- **Assigned task**
The lines you return should be those containing the string "JSON", taken from the data below.

- **Supplied material**

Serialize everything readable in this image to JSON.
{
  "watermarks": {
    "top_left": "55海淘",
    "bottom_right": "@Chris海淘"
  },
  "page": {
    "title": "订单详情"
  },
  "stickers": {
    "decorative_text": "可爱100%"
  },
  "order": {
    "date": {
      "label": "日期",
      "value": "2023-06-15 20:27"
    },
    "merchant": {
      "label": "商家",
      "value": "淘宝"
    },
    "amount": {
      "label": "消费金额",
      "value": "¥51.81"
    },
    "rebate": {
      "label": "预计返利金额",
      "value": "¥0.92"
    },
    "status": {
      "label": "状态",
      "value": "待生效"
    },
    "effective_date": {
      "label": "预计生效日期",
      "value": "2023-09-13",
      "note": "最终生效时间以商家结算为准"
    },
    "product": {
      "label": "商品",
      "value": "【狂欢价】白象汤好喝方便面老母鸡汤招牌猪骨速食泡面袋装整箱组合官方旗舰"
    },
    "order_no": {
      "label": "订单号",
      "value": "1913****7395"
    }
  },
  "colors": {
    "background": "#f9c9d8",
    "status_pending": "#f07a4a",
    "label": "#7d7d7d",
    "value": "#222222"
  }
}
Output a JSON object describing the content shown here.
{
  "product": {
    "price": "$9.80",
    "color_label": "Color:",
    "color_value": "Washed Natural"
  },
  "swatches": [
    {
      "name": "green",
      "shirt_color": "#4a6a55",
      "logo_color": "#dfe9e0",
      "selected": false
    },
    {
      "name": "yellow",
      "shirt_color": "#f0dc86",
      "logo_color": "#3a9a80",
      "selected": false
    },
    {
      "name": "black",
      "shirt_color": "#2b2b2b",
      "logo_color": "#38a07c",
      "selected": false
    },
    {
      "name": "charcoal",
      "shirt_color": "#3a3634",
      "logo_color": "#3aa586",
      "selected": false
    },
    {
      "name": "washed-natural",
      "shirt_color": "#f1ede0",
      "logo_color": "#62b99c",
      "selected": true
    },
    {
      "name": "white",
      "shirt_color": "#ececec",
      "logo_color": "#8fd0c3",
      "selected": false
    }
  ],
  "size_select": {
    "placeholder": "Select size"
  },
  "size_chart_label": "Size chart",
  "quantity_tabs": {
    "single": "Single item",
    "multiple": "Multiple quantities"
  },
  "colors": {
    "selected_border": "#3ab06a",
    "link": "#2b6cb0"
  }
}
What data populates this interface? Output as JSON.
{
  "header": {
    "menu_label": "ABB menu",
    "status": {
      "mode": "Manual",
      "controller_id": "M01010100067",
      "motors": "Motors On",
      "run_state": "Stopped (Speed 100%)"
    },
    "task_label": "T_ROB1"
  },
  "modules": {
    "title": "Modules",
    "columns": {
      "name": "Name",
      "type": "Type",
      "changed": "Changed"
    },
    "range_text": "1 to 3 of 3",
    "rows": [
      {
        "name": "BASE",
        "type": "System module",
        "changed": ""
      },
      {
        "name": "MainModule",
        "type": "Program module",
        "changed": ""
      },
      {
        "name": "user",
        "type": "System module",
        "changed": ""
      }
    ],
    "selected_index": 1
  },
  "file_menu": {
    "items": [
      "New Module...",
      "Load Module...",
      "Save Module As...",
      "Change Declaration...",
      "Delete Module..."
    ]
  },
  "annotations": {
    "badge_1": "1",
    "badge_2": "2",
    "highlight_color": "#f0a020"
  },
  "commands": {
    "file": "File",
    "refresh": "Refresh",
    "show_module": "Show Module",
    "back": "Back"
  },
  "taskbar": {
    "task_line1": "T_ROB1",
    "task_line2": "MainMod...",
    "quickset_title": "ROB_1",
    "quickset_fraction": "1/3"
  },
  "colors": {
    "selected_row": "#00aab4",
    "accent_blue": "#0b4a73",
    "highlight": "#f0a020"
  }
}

- **Output for this exercise**
Serialize everything readable in this image to JSON.
Output a JSON object describing the content shown here.
What data populates this interface? Output as JSON.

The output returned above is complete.